Personally, I look for and am interested in the psychological and justice-seeking portions of these stories. Interviewing such individuals that experienced the terror brought on by the killings, sexual assaults, and more are vital to any heavy-hitting case. I'm glad that the portion of cutaway scenes and extra footage was shown of actual very important crime scene photos and newsreels. Something essential to showing us how the investigative work is done, especially in crime scene work in the 1980s when there wasn't the benefit of the technology we have today, would have been detailed photos and labeling of all evidence. As an audience, I was taken along like others through the events as if developments were popping up in real-time.

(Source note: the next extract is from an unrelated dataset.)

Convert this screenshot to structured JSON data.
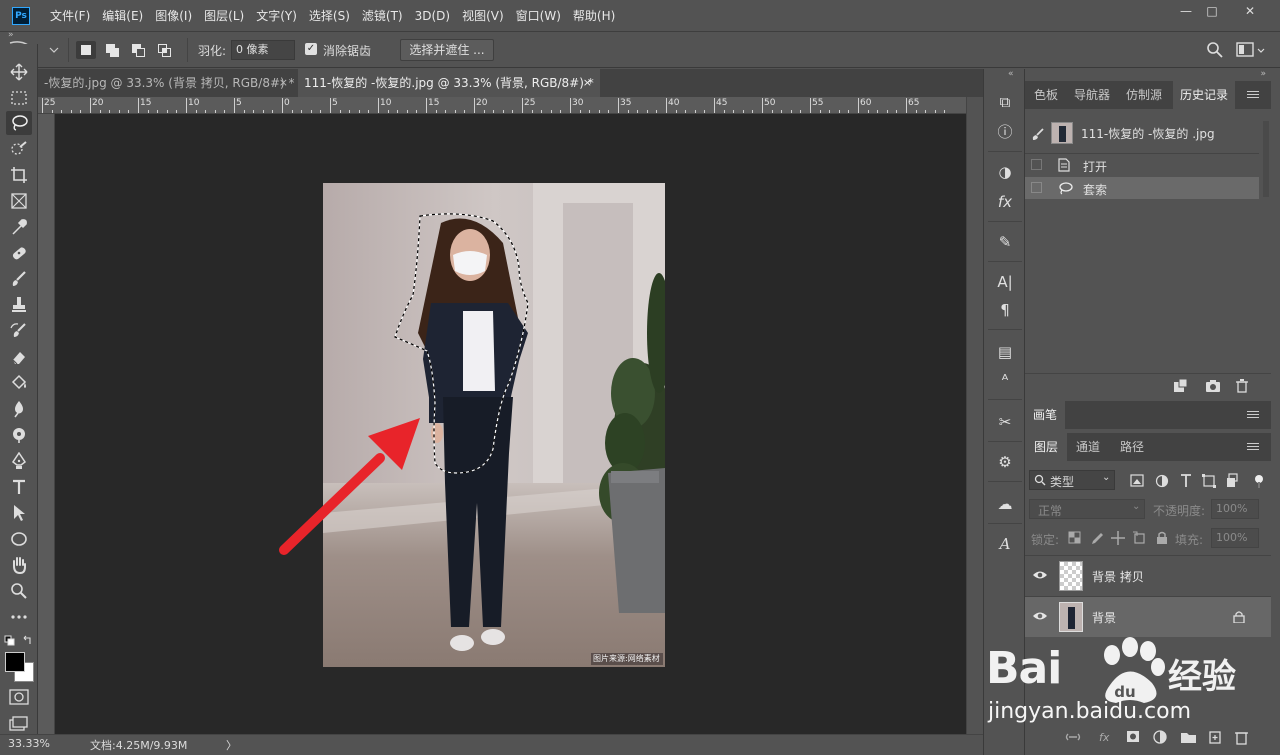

Without revealing the killer's face from the beginning, Netflix did a good job at focusing the attention on the horrible acts committed and the drive-by investigators to find this evil individual rather than praise the concept of Richard Ramirez himself. The episodes of The Night Stalker used interviews with important detectives, Gil Carrillo and Frank Salerno, survivors, family members of victims, and even involved reporters at the time. The variety in who spoke about the case and what went down was very important to the integrity of the series. Netflix and the series' directors James Carroll and Tiller Russell, did a fantastic job at showing real footage and protected images from crime scenes to surround the narrative by interviews. That being said, the series would have been fine in the first half without full body shot reenacted images of some murders, but luckily it wasn't something that impacted the overall series.
The focus on the victims, the impacted community, and the wrongful glamorized imagery by some media of Ramirez during his trial are all a part of the series. Without rightfully focusing on the investigative work, the series would have been a biopic no one asked for. This was a serial killer without a specific age, race, gender, or motivation for detectives to work from. No true crime-related media piece is perfect and flaws were present, but I learned more from Night Stalker: The Hunt for a Serial Killer than I have from other outlets about those impacted by the evil that summer.